■ YOUR OBJECTIVE
Your task is to restate the data word for word.

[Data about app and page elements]
==========

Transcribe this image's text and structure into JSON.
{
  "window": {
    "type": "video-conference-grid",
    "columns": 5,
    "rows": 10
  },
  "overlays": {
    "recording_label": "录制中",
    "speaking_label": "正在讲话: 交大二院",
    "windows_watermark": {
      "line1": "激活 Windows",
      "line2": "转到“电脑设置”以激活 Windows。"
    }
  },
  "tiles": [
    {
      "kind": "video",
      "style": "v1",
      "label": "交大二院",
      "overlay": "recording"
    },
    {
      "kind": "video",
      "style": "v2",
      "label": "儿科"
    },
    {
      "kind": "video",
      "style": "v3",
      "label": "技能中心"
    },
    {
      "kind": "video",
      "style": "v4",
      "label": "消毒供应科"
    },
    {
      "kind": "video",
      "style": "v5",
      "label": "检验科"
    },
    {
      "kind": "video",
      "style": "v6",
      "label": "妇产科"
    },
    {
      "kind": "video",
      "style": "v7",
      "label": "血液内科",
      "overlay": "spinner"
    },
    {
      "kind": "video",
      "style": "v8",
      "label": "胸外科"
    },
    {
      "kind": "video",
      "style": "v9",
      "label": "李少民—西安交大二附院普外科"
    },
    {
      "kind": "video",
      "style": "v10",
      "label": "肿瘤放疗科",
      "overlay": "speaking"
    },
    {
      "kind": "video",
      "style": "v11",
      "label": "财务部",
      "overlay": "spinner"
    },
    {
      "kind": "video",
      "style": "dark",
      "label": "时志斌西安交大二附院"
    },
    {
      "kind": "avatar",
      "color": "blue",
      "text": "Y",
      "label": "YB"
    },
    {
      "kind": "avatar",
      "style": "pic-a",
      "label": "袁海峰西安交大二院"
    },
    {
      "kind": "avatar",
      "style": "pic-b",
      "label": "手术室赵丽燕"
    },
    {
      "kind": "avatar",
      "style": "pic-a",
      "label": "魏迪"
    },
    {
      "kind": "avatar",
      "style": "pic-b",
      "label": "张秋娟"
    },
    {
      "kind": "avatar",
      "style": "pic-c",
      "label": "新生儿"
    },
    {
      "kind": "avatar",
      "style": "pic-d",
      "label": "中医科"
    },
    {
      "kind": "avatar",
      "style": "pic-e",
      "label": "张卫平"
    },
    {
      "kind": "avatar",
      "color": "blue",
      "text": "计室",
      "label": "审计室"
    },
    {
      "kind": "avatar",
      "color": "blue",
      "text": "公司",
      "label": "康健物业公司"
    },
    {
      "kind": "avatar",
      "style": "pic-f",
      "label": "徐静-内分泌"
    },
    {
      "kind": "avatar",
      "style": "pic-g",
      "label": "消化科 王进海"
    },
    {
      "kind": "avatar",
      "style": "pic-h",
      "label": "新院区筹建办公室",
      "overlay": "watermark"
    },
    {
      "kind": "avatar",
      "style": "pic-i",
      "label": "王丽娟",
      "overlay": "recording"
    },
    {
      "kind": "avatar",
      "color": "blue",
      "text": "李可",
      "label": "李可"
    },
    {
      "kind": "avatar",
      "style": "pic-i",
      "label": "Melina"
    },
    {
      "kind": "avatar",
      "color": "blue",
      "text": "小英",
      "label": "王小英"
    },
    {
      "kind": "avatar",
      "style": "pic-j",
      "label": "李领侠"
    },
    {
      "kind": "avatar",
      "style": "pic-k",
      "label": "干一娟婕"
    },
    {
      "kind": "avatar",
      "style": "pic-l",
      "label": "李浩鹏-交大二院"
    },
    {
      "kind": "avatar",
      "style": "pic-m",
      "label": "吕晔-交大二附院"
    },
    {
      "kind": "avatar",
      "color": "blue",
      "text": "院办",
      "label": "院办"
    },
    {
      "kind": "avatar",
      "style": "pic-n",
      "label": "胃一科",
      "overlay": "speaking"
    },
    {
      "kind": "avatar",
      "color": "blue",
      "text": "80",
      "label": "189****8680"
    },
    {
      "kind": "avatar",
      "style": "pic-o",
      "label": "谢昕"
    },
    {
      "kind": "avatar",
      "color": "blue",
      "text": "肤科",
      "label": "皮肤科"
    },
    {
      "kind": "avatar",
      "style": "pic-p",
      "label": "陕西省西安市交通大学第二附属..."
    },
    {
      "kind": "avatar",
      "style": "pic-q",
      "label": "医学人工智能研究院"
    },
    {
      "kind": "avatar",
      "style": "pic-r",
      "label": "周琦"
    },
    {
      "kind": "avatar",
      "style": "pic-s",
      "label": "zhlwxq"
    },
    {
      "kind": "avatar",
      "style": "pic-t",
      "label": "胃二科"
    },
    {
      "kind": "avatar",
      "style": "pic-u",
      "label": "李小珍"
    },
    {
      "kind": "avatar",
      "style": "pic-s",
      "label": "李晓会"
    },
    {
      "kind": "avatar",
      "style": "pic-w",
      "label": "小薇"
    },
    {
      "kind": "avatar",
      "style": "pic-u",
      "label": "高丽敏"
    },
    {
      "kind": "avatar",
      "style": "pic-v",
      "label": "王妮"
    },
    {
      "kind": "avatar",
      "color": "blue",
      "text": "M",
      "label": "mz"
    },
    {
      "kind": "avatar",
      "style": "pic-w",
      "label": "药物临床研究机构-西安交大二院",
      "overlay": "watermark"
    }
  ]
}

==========

■ OUTPUT FOR THIS TASK
Transcribe this image's text and structure into JSON.
{
  "window": {
    "type": "video-conference-grid",
    "columns": 5,
    "rows": 10
  },
  "overlays": {
    "recording_label": "录制中",
    "speaking_label": "正在讲话: 交大二院",
    "windows_watermark": {
      "line1": "激活 Windows",
      "line2": "转到“电脑设置”以激活 Windows。"
    }
  },
  "tiles": [
    {
      "kind": "video",
      "style": "v1",
      "label": "交大二院",
      "overlay": "recording"
    },
    {
      "kind": "video",
      "style": "v2",
      "label": "儿科"
    },
    {
      "kind": "video",
      "style": "v3",
      "label": "技能中心"
    },
    {
      "kind": "video",
      "style": "v4",
      "label": "消毒供应科"
    },
    {
      "kind": "video",
      "style": "v5",
      "label": "检验科"
    },
    {
      "kind": "video",
      "style": "v6",
      "label": "妇产科"
    },
    {
      "kind": "video",
      "style": "v7",
      "label": "血液内科",
      "overlay": "spinner"
    },
    {
      "kind": "video",
      "style": "v8",
      "label": "胸外科"
    },
    {
      "kind": "video",
      "style": "v9",
      "label": "李少民—西安交大二附院普外科"
    },
    {
      "kind": "video",
      "style": "v10",
      "label": "肿瘤放疗科",
      "overlay": "speaking"
    },
    {
      "kind": "video",
      "style": "v11",
      "label": "财务部",
      "overlay": "spinner"
    },
    {
      "kind": "video",
      "style": "dark",
      "label": "时志斌西安交大二附院"
    },
    {
      "kind": "avatar",
      "color": "blue",
      "text": "Y",
      "label": "YB"
    },
    {
      "kind": "avatar",
      "style": "pic-a",
      "label": "袁海峰西安交大二院"
    },
    {
      "kind": "avatar",
      "style": "pic-b",
      "label": "手术室赵丽燕"
    },
    {
      "kind": "avatar",
      "style": "pic-a",
      "label": "魏迪"
    },
    {
      "kind": "avatar",
      "style": "pic-b",
      "label": "张秋娟"
    },
    {
      "kind": "avatar",
      "style": "pic-c",
      "label": "新生儿"
    },
    {
      "kind": "avatar",
      "style": "pic-d",
      "label": "中医科"
    },
    {
      "kind": "avatar",
      "style": "pic-e",
      "label": "张卫平"
    },
    {
      "kind": "avatar",
      "color": "blue",
      "text": "计室",
      "label": "审计室"
    },
    {
      "kind": "avatar",
      "color": "blue",
      "text": "公司",
      "label": "康健物业公司"
    },
    {
      "kind": "avatar",
      "style": "pic-f",
      "label": "徐静-内分泌"
    },
    {
      "kind": "avatar",
      "style": "pic-g",
      "label": "消化科 王进海"
    },
    {
      "kind": "avatar",
      "style": "pic-h",
      "label": "新院区筹建办公室",
      "overlay": "watermark"
    },
    {
      "kind": "avatar",
      "style": "pic-i",
      "label": "王丽娟",
      "overlay": "recording"
    },
    {
      "kind": "avatar",
      "color": "blue",
      "text": "李可",
      "label": "李可"
    },
    {
      "kind": "avatar",
      "style": "pic-i",
      "label": "Melina"
    },
    {
      "kind": "avatar",
      "color": "blue",
      "text": "小英",
      "label": "王小英"
    },
    {
      "kind": "avatar",
      "style": "pic-j",
      "label": "李领侠"
    },
    {
      "kind": "avatar",
      "style": "pic-k",
      "label": "干一娟婕"
    },
    {
      "kind": "avatar",
      "style": "pic-l",
      "label": "李浩鹏-交大二院"
    },
    {
      "kind": "avatar",
      "style": "pic-m",
      "label": "吕晔-交大二附院"
    },
    {
      "kind": "avatar",
      "color": "blue",
      "text": "院办",
      "label": "院办"
    },
    {
      "kind": "avatar",
      "style": "pic-n",
      "label": "胃一科",
      "overlay": "speaking"
    },
    {
      "kind": "avatar",
      "color": "blue",
      "text": "80",
      "label": "189****8680"
    },
    {
      "kind": "avatar",
      "style": "pic-o",
      "label": "谢昕"
    },
    {
      "kind": "avatar",
      "color": "blue",
      "text": "肤科",
      "label": "皮肤科"
    },
    {
      "kind": "avatar",
      "style": "pic-p",
      "label": "陕西省西安市交通大学第二附属..."
    },
    {
      "kind": "avatar",
      "style": "pic-q",
      "label": "医学人工智能研究院"
    },
    {
      "kind": "avatar",
      "style": "pic-r",
      "label": "周琦"
    },
    {
      "kind": "avatar",
      "style": "pic-s",
      "label": "zhlwxq"
    },
    {
      "kind": "avatar",
      "style": "pic-t",
      "label": "胃二科"
    },
    {
      "kind": "avatar",
      "style": "pic-u",
      "label": "李小珍"
    },
    {
      "kind": "avatar",
      "style": "pic-s",
      "label": "李晓会"
    },
    {
      "kind": "avatar",
      "style": "pic-w",
      "label": "小薇"
    },
    {
      "kind": "avatar",
      "style": "pic-u",
      "label": "高丽敏"
    },
    {
      "kind": "avatar",
      "style": "pic-v",
      "label": "王妮"
    },
    {
      "kind": "avatar",
      "color": "blue",
      "text": "M",
      "label": "mz"
    },
    {
      "kind": "avatar",
      "style": "pic-w",
      "label": "药物临床研究机构-西安交大二院",
      "overlay": "watermark"
    }
  ]
}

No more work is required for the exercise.